“I wish Maria Taylor all the success in the world — she covers football, she covers basketball. If you need to give her more things to do because you are feeling pressure about your crappy longtime record on diversity — which, by the way, I know personally from the female side of it — like, go for it. Just find it somewhere else. You are not going to find it from me or taking my thing away.”
—-ESPN sideline reporter Rachel Nichols in a phone conversation nearly a year ago after learning that she would not host coverage during the 2020 N.B.A. finals, as she had been expecting.
The phone call, unbeknownst to her, was being recorded, and someone leaked it to the ESPN brass and the public. The ethical issues raised by that conduct are clear and have been discussed here often: it is a dastardly thing to do, a breach of basic Golden Rule ethics, and indefensible because it creates harm to all involved. But that’s not the issue at hand.
After the video was leaked, many black ESPN employees told one another that it confirmed their suspicions that outwardly supportive white people talk differently behind closed doors. Nichols, seeing the ominous handwriting on the wall, tried to apologize to Taylor with texts and phone calls. Taylor did not respond. Meanwhile, ESPN employees turned against Nichols, whom they perceived as indulging in a “common criticism used by white workers in many workplaces to disparage nonwhite colleagues” when she suggested that “Taylor was offered the hosting job only because of her race, not because she was the best person for the job.”
Let’s pause here and think. Nothing in Nichol’s quote disparaged Taylor or her ability. Nor did Nichols say that the only reason Taylor was getting the new plum job was because of her race, though that might indeed have been the case, since the same scenario is playing out everywhere across the country, in every industry, organization and government agency.

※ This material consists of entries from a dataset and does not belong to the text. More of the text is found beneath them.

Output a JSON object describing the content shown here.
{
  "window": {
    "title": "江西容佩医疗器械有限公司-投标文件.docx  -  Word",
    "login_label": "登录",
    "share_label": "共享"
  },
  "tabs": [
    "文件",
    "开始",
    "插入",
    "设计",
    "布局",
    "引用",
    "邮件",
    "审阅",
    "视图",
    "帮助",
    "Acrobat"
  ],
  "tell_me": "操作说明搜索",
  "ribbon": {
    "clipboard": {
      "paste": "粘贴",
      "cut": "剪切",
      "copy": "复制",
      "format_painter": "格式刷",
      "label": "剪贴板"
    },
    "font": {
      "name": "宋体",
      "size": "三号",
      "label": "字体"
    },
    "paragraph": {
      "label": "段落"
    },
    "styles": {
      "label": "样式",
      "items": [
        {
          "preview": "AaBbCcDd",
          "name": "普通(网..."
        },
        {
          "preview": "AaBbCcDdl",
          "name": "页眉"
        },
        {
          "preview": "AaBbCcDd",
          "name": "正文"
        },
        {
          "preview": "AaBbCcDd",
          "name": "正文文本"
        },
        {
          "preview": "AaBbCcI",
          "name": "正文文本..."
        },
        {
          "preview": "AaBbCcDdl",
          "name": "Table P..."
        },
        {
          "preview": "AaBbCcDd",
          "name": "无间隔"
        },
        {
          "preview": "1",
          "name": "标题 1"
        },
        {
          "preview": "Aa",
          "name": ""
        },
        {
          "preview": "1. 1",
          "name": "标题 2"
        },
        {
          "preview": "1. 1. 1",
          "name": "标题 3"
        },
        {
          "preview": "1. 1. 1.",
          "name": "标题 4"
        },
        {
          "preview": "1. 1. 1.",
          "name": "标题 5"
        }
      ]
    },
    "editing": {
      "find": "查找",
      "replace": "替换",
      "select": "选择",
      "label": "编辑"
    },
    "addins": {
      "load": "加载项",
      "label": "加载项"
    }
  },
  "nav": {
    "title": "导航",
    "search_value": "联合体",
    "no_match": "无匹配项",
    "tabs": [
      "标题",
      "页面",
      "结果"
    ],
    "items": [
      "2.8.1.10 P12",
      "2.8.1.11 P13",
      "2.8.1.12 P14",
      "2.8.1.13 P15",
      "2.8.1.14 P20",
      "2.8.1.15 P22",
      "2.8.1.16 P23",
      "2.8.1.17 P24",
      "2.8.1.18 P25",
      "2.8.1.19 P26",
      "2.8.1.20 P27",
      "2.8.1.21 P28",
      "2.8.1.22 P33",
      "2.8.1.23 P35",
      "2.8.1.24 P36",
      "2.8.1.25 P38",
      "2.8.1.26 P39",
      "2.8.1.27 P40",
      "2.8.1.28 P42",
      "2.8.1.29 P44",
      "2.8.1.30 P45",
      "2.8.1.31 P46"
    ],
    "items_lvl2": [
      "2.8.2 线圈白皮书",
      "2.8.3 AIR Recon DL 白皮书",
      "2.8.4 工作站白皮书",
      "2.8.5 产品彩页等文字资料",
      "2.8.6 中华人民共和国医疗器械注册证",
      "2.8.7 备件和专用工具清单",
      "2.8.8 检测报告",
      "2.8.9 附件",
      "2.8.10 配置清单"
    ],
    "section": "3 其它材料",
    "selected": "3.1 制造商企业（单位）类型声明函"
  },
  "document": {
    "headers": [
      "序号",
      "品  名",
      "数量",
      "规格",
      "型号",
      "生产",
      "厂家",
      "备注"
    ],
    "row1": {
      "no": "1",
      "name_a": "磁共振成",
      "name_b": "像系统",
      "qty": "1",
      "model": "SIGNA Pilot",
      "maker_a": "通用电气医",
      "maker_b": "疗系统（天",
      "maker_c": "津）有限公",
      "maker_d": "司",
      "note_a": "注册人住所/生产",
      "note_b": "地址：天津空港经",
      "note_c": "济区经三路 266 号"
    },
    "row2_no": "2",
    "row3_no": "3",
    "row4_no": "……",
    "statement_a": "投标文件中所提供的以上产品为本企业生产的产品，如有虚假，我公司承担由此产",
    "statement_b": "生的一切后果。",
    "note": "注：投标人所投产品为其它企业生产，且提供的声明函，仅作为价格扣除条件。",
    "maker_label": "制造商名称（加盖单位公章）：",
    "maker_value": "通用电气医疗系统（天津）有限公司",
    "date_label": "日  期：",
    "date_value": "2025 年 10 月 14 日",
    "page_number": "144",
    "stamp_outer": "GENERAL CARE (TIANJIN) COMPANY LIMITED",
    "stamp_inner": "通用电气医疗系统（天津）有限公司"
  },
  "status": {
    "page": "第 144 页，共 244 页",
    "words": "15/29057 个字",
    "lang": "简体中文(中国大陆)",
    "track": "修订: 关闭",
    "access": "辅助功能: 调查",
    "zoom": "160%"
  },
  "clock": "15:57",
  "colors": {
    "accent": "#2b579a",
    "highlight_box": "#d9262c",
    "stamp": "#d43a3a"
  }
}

Is there anyone honest and blessed with a functioning cerebral cortex who has been paying attention to trends and developments in distributing jobs, promotions, appointments and honors over the last year who read what Nichols said and thought, “What in the world could she be talking about?”
Yet the New York Times, in its first story about the “scandal” (speaking the truth about race-related matters is a scandal, though we are constantly told that the fact that Americans “never talk frankly about race” is a problem—I know, it makes no sense, but that’s the rule—) called Nichols’ private remarks “disparaging” and the Daily News called them “racist.”
Heavens, what would ever give this woman the idea that a black employee would get a job that a white individual was qualified for because of “diversity” concerns?
Today there is a full page, full-color ad at the back of the first section of the New York Times from STARZ, the cable movie channel. Six large photos of African-American performers line the top and bottom. The text sandwiched between the photos reads,
Representation Matters On Screen and Behind The Camera
followed by this graphic:
Then, of course, there is this, proudly posted by Yale…
…as well as, oh, thousands of other examples, like cartoon character voice actors being replaced solely because they are white, and theater artistic directors being replaced because they are white, and Coca-Cola demanding that its law firms obey a racial quota regarding which lawyers they assign to clients, and the Oscars installing racial quotas for film production, and Nikole Hannah-Jones being offered a tenured position at UNR despite having no academic credentials at all and being exposed as a fraud, and, of course, Kamala Harris.
The rule, apparently, is that it is “racist” to acknowledge what isn’t just going on, but what is being boasted about, proclaimed, and made the basis of public relations efforts. There was and is every reason for Rachel Nichols to conclude that her race was what got her bounced out of a star broadcasting role at ESPN, and the necessary converse of that is that the race of her replacement was a major reason as well.
With the return of the NBA season looming, ESPN announced last week that Rachel Nichols has been removed from coverage of the sport, and her weekday show, The Jump, has been canceled.
I do not believe that the logical, legal, ethical and factual tension between a full-court press across the country to discriminate against white citizens and the position that accurately describing the phenomenon as what it is constitutes racism is sustainable. Eventually victims like Nichols are going to figure out that apologizing for speaking the truth is not the required response.